This week, at a field hearing in Denver, the CFPB took a major step toward establishing a regulation restricting the use of forced arbitration clauses in consumer financial contracts. At the hearing, CFPB director Richard Cordray stated in his remarks:
"Companies use this clause, in particular, to block class action lawsuits. They thus provide themselves with a free pass from being held accountable by their customers. That free pass is secured by making sure their customers cannot group together to seek relief for wrongdoing."
At the hearing (a video archive should be posted here in the next few days), the CFPB announced an outline or framework for a proposed rule that would prohibit the inclusion of class action bans in arbitration clauses and restore consumer rights to go to court. While this is a major step, the proposal does not fully bar the use of arbitration for individual claims. As we and others pointed out, we hope the final rule closes the door completely on all uses of forced arbitration. As Danny Katz, director of Colorado PIRG, testified at the hearing:
"Consumers should never have to give up their rights– just to do the everyday things in their lives like open a bank account or take out an auto loan or student loan."

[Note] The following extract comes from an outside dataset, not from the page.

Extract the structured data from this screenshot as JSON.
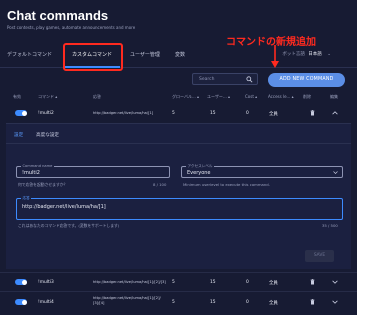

Meanwhile, on Capitol Hill, powerful bank interests escalated their campaign to defund and defang the bureau, because it works for consumers, not them. Last week, the American Bankers Association and other major trade groups representing Wall Street and other financial interests revealed, in an op-ed in The Hill newspaper, that, in fact, they were the driving force behind intensified Congressional efforts to pass HR 1266 (Neugebauer-TX) -- to eliminate the Bureau's single director and replace him with a highly-politicized 5 member Commission. This, of course, was not "man bites dog" news to me. But the op-ed also revealed that their campaign to kill the CFPB is fueled by misrepresentations and untruths. It's clear that the powerful special interests are just tired of having -- even if it is only 4 years old -- a regulator that is not under their control. In their op-ed column, they claim that they actually want to strengthen the bureau's independence from the "political whims" of a different White House. Actually, they want to make sure that they can manipulate an already-politicized nominations process and appoint 5 lapdog commissioners to a weakened bureau.
Worse, their op-ed revealed that they are not above misconstruing and misrepresenting the long-held positions of the founders of the CFPB, Senator Elizabeth Warren (MA) (then an advisor to the President), former Representative Barney Frank (MA) (the Frank of the Dodd-Frank Wall Street Reform and Consumer Protection Act), and former Representative Brad Miller (NC), chief sponsor of the original bill that developed into the CFPB. They claim these leaders always wanted a commission, not a single-director. Click the highlighted names to see that Rep. Maxine Waters, ranking member of the House Financial Services Committee, published corrections to that doctored record.
Our group letter to the committee opposing HR 1266 rebuts the other false claims made in the op-ed, including that virtually all agencies are commissions; some are and some aren't. The oldest and most powerful bank regulator, the OCC, founded in 1864, is run by a single director.
While consumer protection opponents prevailed in passing HR 1266 out of committee last week, they failed in their effort to steamroll more Democrats into jumping on board, once it became clear that the bill's train was being driven by Wall Street lobbyists. Two conservative Democrats, already co-sponsors, did vote for the bill. Over at his Newsweek blog, our colleague, Jim Lardner of Americans for Financial Reform, has more on the fight to defend the CFPB from the "Real Wolves of Wall Street."
We expect more attacks on the CFPB's independence and funding throughout the fall. Not only will there be a second fight on this bill when leadership moves it to the House floor, but Industry is also demanding that rollbacks to CFPB and other agencies be attached as "riders" on the budget proposal that will be negotiated over the next few months (government funding authority expires on December 11). We will keep you informed.